Paolo Colombo, 'Eyes', 2021, collage and watercolour on paper. Courtesy of ITERARTE & the artist
Paolo Colombo, 'Ballerina', 2017, collage and watercolour on paper. Courtesy of ITERARTE & the artist


The square references the elegant simplicity found in the mosaic tiles of Classical and Byzantine art, a key influence on Colombo’s creative direction. He wanted his art, he says, “to be sober and austere”, qualities he also associates with mediaeval painting. The motifs of dot and square extend into themes of sacred geometry, which ascribes symbolic and divine meanings to shapes. For example, the square appears in many spiritual traditions, representing stability, balance and order. It is often associated with the physical world and the material aspects of existence. 

This emphasis on the amalgamation of the aesthetic and the symbolic highlights the complexity and nuance of Colombo’s practice. Through this fusion of ancient inspiration and contemporary interpretation, Colombo’s art bridges past and present, inviting viewers to reflect on the enduring influences of the oldest artistic styles on the evolution of art history as a whole.

Colombo’s artistic journey paused for 21 years focusing on the responsibilities of raising a family. Although he stayed close to the arts, working in museums and art institutions, he gave up his own art practice. He reflects: “It taught me a lot about working with artists. I can appreciate the other side much better because I’ve been a part of both worlds.”

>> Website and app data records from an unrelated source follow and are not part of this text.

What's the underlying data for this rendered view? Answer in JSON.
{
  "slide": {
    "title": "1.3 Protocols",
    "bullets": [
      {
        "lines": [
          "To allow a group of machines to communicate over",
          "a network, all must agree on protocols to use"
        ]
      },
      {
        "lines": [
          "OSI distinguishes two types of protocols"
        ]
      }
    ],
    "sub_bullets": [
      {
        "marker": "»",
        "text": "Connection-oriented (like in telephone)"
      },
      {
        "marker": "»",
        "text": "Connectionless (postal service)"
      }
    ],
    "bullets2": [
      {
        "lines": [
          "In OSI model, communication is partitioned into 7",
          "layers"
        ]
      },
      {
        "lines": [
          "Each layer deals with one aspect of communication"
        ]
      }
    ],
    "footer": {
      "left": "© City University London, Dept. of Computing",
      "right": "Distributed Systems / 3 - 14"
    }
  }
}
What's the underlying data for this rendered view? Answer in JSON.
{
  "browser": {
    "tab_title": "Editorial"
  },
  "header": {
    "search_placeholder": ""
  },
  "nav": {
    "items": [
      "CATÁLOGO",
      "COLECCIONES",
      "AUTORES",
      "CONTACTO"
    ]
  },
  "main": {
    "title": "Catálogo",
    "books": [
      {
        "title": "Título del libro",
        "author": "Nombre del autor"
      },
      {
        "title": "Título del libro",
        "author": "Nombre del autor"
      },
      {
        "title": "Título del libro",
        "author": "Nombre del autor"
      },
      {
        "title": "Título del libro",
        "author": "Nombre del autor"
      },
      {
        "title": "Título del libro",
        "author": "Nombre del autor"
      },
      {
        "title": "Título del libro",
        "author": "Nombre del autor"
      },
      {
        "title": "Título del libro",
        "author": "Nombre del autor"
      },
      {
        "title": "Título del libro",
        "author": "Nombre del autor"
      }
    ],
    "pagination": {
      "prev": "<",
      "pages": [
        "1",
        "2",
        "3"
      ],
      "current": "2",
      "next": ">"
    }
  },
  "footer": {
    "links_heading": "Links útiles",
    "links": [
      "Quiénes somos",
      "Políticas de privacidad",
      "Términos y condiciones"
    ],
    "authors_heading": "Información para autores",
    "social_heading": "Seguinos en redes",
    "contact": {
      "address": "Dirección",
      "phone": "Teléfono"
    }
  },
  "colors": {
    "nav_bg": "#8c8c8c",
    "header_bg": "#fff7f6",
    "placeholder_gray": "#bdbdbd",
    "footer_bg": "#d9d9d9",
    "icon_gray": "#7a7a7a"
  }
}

Colombo’s art is entwined with his daily rhythms. His a part of his life, a source of intimate connection. He finds inspiration in solitude and introspection.

Colombo also has a degree in Languages and Literature from the University of Rome. He writes poetry and has published a collection of his poems from 1971–79 and 2007–14, Apostolos Michailidis. How do Colombo’s poetics relate to his imagery, and vice versa? The last verses of the book read:

“We have to write, we have to write.

And this because of the silence of mosaics, 

the silence of statues, 

the silence of temples and of columns. 

And this is because of the silence of the altars. 

It is we the faithful who bear its weight.”

Paolo Colombo's library
Paolo Colombo's book of poems

Colombo explains that his painting and writing – are rooted in the world of feeling. The silence of the visual world requires written expression, he says, which is why he frequently adds text to his watercolours. The words he uses are always from his own poems, but they don’t dictate the meaning of the work; he leaves space for the audience to reflect on what resonates most with them. He seeks to make room for the experiences of others by abstracting his feelings, distancing himself from what he has expressed. 

Colombo’s art, like his lyrical poems, invites viewers into a realm of understated eloquence; it is an invitation to engage with memory and life transcending boundaries and seeking new forms of expression.

Paolo Colombo, 'Miope Festosa e Bruna', 1971